Consensus Makes Possible

Updated: May 28 2004, 05:30am hrs
The Common Minimum Programme, says the United Progressive Alliances consensual policy statement, is the foundation for collective maximum performance.

Thats classic Jairamism! Between two ace sound byte-masters, Jairam Ramesh and Sitaram Yechury, we can expect more variations on the theme. We have two of our own to add.

The CMP requires commitment, money and pragmatism for it to work and show that consensus makes possible! While the CMP will be digested, dissected, debated and demolished by critics and commentators, analysts and antagonists, supporters, supplicants and psycophants, opponents, opportunists and others, it is actually possible for the Manmohan Singh government to deliver a decent record in office by just sticking to the CMPs agenda.

It is an impressive agenda for development. Given its consensual character, it is not meant to generate too much opposition to it.

Yes, those in a hurry will find its agenda of reform too slow-paced. Yes, those who seek a revolution will dismiss this as a confused manifesto of reformism.

In a democracy one should expect such criticism. But the real contribution that pro-changers can make is to exert pressure on the government to deliver at least what the minimum programme offers.

That such a wide-ranging agenda for development and reform can even be dubbed a common minimum programme between such a diverse set of political parties is a great step forward.

The problem is not with the agenda.

It will, has been and will remain with the instruments required to implement that agenda, namely the executive, the legislature and judiciary.

The real challenge for our country is the challenge of good governance. Of improving the efficiency of bureaucracy, of public enterprises and public utilities. Of making people work.

This requires inspirational political leadership. If the UPA constituents will fall in line, empower Prime Minister Manmohan Singh by following his example of simplicity, modesty, honesty, integrity and commitment to work, India can be transformed overnight into a developed nation.
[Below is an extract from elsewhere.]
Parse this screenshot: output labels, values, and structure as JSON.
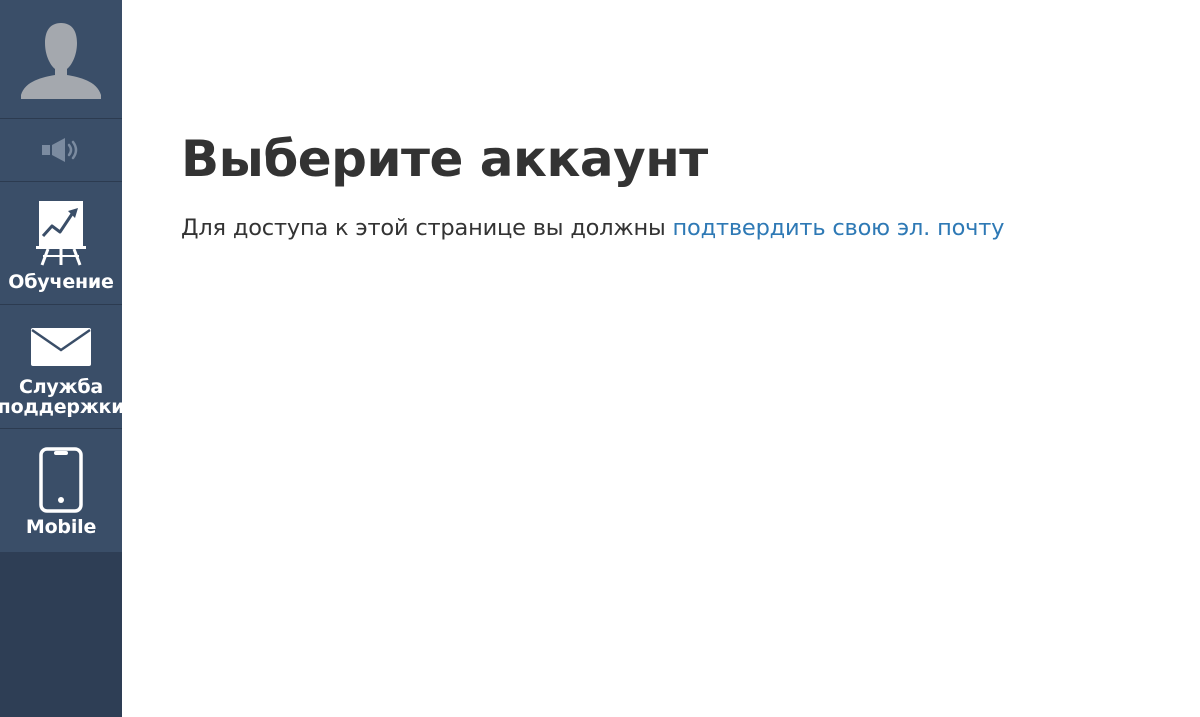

If, on the other hand, the UPA ministers quarrel, become corrupt, fight for the perks and privileges of office, focus narrowly on sectional interest groups and favour vested interests, then no high-sounding agenda can deliver high growth. We have no hesitation in unquestioningly praising and accepting the CMP.

Quibblers will criticise the formulation on privatisation and disinvestment, the myopic will protest against statements on labour and land reforms, the nitpickers will ask why there was no mention of this or that.

The big-picture-wallahs will be quite happy with this agenda provided the UPA constituents will mean what they say, having agreed on what to say about what they mean!

Is there, in the UPAs CMP, any marked departure from the policy record of the National Democratic Alliance Yes there is, on issues pertaining to education (for the better), on welfare of minorities and on regional development.

On much else, the language may differ, but policy will not in practice. If the UPA wants to spend more, however, it will have to find the funds and thats when it will have to put its money where its mouth is.